PROBLEM TO WORK ON: Extract each line from the entries below that has the string "title" in it.

TASK INPUT:
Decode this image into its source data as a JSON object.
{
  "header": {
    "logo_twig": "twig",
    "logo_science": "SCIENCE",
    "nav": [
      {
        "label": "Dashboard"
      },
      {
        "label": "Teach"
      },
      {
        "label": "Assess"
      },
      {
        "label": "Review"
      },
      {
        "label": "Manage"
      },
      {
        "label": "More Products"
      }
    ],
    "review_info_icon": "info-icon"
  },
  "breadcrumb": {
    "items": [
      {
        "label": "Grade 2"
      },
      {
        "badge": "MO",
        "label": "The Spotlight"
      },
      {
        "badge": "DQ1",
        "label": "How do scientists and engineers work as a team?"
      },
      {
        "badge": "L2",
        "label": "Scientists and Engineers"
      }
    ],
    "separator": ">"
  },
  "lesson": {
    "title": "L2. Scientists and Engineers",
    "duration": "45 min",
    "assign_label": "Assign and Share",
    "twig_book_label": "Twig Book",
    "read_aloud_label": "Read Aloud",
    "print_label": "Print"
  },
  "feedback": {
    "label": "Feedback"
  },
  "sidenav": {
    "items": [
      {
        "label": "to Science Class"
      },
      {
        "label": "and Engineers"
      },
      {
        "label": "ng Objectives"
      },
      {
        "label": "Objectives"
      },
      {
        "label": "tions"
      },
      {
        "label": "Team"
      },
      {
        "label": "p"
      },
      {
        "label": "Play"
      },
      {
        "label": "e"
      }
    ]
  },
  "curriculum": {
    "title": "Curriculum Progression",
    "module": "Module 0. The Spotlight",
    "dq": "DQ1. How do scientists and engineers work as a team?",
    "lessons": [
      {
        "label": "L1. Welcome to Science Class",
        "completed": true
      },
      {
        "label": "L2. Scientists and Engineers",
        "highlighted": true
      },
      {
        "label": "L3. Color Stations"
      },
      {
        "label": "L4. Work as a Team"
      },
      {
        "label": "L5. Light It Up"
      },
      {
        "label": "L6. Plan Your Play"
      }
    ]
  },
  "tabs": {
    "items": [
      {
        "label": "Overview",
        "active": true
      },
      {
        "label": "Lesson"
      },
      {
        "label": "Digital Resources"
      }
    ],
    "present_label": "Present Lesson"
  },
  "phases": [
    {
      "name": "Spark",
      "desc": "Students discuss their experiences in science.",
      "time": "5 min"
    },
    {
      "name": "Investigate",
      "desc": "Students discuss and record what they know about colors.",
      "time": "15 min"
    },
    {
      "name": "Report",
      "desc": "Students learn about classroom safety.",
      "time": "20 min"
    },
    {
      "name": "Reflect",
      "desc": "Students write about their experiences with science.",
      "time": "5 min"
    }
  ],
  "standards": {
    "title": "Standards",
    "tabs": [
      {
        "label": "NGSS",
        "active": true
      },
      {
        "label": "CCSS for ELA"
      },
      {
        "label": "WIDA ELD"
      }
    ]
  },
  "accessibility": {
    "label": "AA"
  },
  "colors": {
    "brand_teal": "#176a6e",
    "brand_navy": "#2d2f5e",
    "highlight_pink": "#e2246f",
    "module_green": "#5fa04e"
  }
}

ANSWER TO THIS EXERCISE:
    "title": "L2. Scientists and Engineers",
    "title": "Curriculum Progression",
    "title": "Standards",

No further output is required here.